→ **WHAT TO WORK ON**: A line belongs in the answer if it contains "icon"; copy every such line from the entries below.

→ **GIVEN DATA**:
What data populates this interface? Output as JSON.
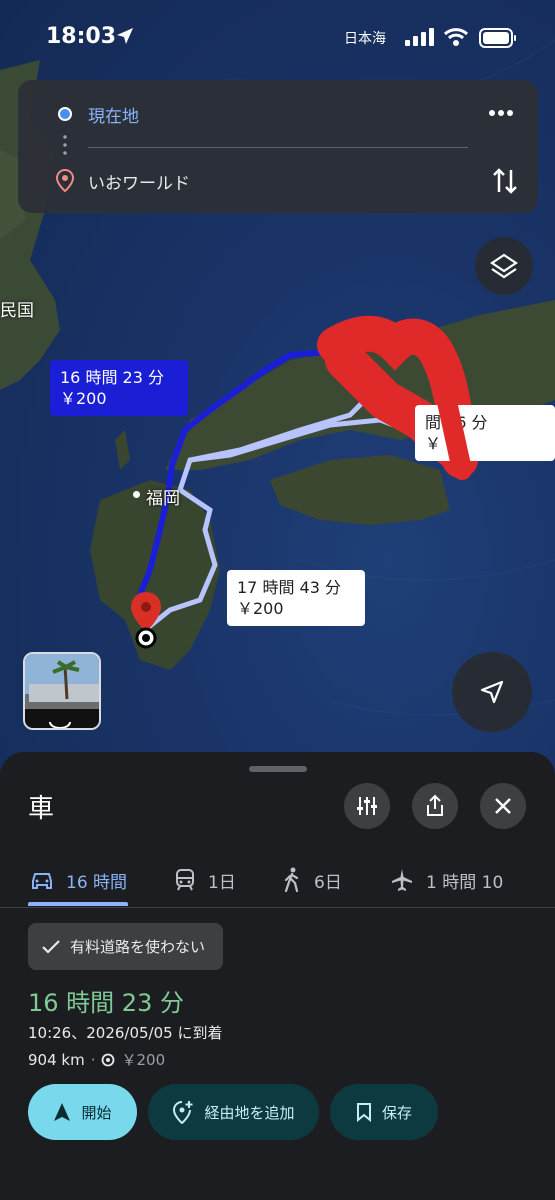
{
  "status_bar": {
    "time": "18:03",
    "carrier": "日本海"
  },
  "route_panel": {
    "origin": "現在地",
    "destination": "いおワールド"
  },
  "map": {
    "place_labels": {
      "fukuoka": "福岡",
      "korea_partial": "民国"
    },
    "routes": [
      {
        "id": "best",
        "duration": "16 時間 23 分",
        "fare": "￥200"
      },
      {
        "id": "alt1",
        "duration": "17 時間 43 分",
        "fare": "￥200"
      },
      {
        "id": "alt2",
        "duration": "間 56 分",
        "fare": "￥  0"
      }
    ]
  },
  "sheet": {
    "title": "車",
    "modes": [
      {
        "id": "car",
        "label": "16 時間",
        "icon": "car-icon",
        "active": true
      },
      {
        "id": "transit",
        "label": "1日",
        "icon": "train-icon",
        "active": false
      },
      {
        "id": "walk",
        "label": "6日",
        "icon": "walk-icon",
        "active": false
      },
      {
        "id": "flight",
        "label": "1 時間 10",
        "icon": "plane-icon",
        "active": false
      }
    ],
    "option_chip": "有料道路を使わない",
    "duration": "16 時間 23 分",
    "arrival": "10:26、2026/05/05 に到着",
    "distance": "904 km",
    "separator": "·",
    "toll": "￥200",
    "actions": {
      "start": "開始",
      "add_stop": "経由地を追加",
      "save": "保存"
    }
  },
  "colors": {
    "route_primary": "#1a1fd6",
    "route_alt": "#b8c4ff",
    "accent": "#8ab4f8",
    "duration_green": "#81c995",
    "start_button": "#78d9ec"
  }
}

→ **WRITTEN RESPONSE**:
        "icon": "car-icon",
        "icon": "train-icon",
        "icon": "walk-icon",
        "icon": "plane-icon",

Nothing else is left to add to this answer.